“The legal complaint is unsupported by facts or evidence of any kind,” Jones’ attorneys argued during the 2014 litigation. “This is nothing more than an attempt to embarrass and extort Jerry Jones. This is a shakedown by a lawyer who is a solo practitioner just trying to make a name for himself. The alleged incidents would have been more than five years old.”

Contrary to the present case, Bowers did not contest the judgment dismissing Weckerly’s case. In the latest suit, it appears that Jane Doe and Bowers are continuing to press on in hopes of reviving her claims, which are still timely.

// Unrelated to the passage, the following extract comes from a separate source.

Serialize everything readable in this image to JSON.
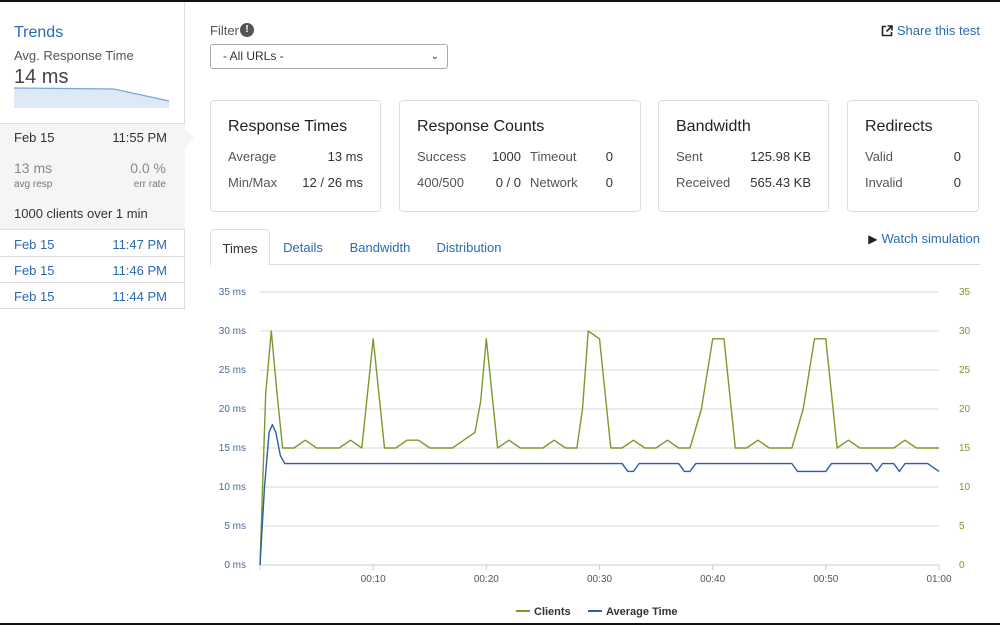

The Cowboys recently had to respond to another scandalous headline when it was reported that the team had paid a confidential settlement of $2.4 million dollars to four members of its cheerleading squad. The women accused former team executive Rich Dalrymple of spying on them while they were changing in the locker room in 2015. Dalrymple denied the allegations. The organization claimed it launched its own internal investigation into the matter but did not find wrongdoing. The accusations largely remained out of the press until recently. At the time news broke, Jones spoke out on the matter saying that he wanted to show the cheerleaders how seriously he took their allegations and decided it was in the best interests of the women and the fans to settle things confidentially.

Jones was trending in the headlines this past week after a bombshell report was published by ESPN claiming that Dan Snyder was compiling “dirt” on other NFL owners, including Jones. Snyder’s attorney called the allegations “categorically untrue” and part of a “well-funded, two-year misinformation campaign to coerce the sale of the team, which will continue to be unsuccessful.”

Jones denied that there was tension between the two owners, telling Shan & RJ on Audacy’s 105.3 The Fan that anyone who wanted to spy on his conversations should “get in line.”